They must be joking. The prime minister’s deal programmes years ahead of tricky, contentious negotiations on a future relationship with the EU and does so without laying any solid foundations. Is it not more likely that, whatever the outcome, a People’s Vote really would settle the issue of our membership for the foreseeable future? Is any political party going to head back into the sort of experience we have been through over the last two years? And if they did, would anyone follow them?

4. There is no time to hold a People’s Vote before March 2019.

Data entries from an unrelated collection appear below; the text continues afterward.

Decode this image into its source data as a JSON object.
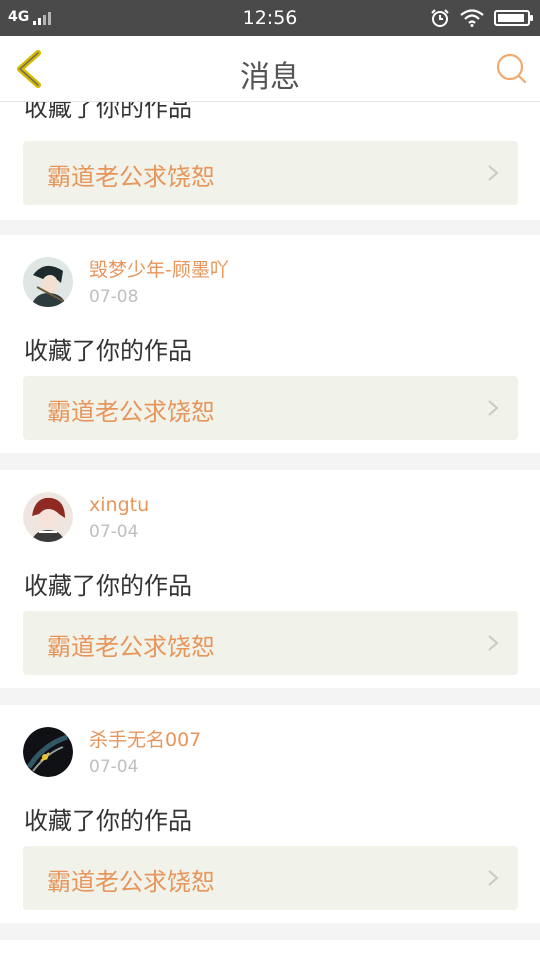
{
  "status_bar": {
    "network": "4G",
    "time": "12:56"
  },
  "nav": {
    "title": "消息"
  },
  "partial": {
    "action": "收藏了你的作品",
    "work_title": "霸道老公求饶恕"
  },
  "messages": [
    {
      "username": "毁梦少年-顾墨吖",
      "date": "07-08",
      "action": "收藏了你的作品",
      "work_title": "霸道老公求饶恕"
    },
    {
      "username": "xingtu",
      "date": "07-04",
      "action": "收藏了你的作品",
      "work_title": "霸道老公求饶恕"
    },
    {
      "username": "杀手无名007",
      "date": "07-04",
      "action": "收藏了你的作品",
      "work_title": "霸道老公求饶恕"
    }
  ],
  "colors": {
    "accent": "#e8955a",
    "back_icon": "#d7b800",
    "link_bg": "#f1f2ea"
  },
  "icons": {
    "back": "chevron-left-icon",
    "search": "search-icon",
    "link_arrow": "chevron-right-icon",
    "alarm": "alarm-icon",
    "wifi": "wifi-icon",
    "battery": "battery-icon"
  }
}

Indeed there is not. But Article 50 explicitly provides for an extension of the two-year time limit for negotiating withdrawal. If we were in the middle of a constitutional crisis over the terms of our withdrawal would the EU be likely to refuse some additional time to sort things out? Surely not.

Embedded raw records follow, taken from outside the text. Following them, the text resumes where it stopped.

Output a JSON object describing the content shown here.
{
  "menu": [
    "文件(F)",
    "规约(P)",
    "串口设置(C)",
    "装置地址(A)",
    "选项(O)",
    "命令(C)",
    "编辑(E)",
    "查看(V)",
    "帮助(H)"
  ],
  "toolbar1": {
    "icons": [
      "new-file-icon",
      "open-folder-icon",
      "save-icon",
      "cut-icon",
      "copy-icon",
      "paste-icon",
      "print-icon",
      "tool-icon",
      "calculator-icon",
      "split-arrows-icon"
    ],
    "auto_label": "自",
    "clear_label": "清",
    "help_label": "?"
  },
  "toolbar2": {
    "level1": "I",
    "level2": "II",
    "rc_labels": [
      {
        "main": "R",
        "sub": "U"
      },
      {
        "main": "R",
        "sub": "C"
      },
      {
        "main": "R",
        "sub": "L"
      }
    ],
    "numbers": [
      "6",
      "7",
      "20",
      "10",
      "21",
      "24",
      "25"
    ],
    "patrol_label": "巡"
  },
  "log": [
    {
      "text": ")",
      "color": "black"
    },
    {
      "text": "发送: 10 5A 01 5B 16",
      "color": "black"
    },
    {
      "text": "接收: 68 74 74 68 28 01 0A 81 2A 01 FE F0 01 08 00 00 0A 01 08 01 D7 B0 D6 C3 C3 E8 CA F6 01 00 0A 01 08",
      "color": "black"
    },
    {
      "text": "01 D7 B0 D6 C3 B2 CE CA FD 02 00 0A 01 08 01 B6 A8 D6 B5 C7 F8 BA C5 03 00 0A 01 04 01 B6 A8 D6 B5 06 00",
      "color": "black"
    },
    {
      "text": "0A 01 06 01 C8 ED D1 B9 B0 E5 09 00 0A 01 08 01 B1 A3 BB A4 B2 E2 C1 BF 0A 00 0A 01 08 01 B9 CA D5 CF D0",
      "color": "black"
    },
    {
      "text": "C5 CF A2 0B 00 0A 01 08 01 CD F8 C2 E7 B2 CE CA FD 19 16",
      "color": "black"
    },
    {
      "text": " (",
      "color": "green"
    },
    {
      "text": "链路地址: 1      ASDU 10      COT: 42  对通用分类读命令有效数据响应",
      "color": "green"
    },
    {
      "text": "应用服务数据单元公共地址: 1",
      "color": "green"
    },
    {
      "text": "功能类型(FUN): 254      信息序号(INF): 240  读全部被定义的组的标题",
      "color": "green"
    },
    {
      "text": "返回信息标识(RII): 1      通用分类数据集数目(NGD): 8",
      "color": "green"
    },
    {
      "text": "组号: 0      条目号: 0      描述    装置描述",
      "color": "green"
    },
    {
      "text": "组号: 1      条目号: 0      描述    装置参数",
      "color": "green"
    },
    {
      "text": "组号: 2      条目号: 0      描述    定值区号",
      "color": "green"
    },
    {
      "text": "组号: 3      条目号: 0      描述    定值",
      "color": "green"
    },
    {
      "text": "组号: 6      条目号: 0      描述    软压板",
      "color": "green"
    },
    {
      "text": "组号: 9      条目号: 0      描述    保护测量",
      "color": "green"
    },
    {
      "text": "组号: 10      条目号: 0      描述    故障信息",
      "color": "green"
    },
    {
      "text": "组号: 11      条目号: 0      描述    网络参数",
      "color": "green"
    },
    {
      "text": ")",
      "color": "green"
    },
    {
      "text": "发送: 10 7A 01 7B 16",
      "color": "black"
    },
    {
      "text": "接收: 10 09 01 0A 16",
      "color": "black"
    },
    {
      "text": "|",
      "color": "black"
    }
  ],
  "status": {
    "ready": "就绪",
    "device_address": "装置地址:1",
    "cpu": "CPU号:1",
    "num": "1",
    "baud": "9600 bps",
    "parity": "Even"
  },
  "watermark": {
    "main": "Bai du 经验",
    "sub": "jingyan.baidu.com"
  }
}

5. There is a real risk that rejection of the deal will lead to the UK going over the cliff in March 2019 without any deal at all.

That risk exists purely and simply because the government insists that that is the only alternative to accepting the pretty miserable deal they have negotiated. Given the parliamentary arithmetic, the simplest way out to avoid no deal is a People’s Vote.

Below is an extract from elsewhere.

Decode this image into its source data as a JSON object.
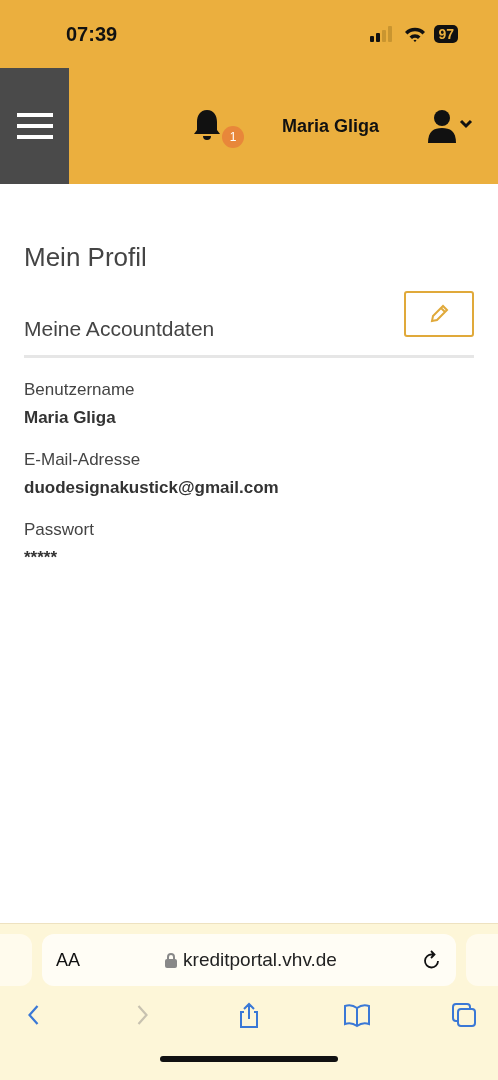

So, there you see the main arguments against holding a People’s Vote. Each one is less convincing than its predecessor. Each one leads back to the simple question “Why are we going through this agony anyway?” It might be a good idea to let the electorate have its say by answering that question now that a clearer picture of what is at stake has emerged.

Edited by Luke Lythgoe

Tags: Categories: UK Politics

2 Responses to “5 remarkably unconvincing arguments against a People’s Vote”

  • A People’s Vote is far more likely to be a fairer fight than the last Referendum. If Leave won that vote then I would consider the matter settled. No longer would I complain that folk were misled as to what Brexit would look like, that Remain was badly led by a complacent prime minister trying not to antagonise his own party or that massive cheating by the other side* procured the result. Here lies the healing process. Should Remain win, the status quo ante prevails. How can that divide anyone? Hey?

    * this time, we will also cheat 😉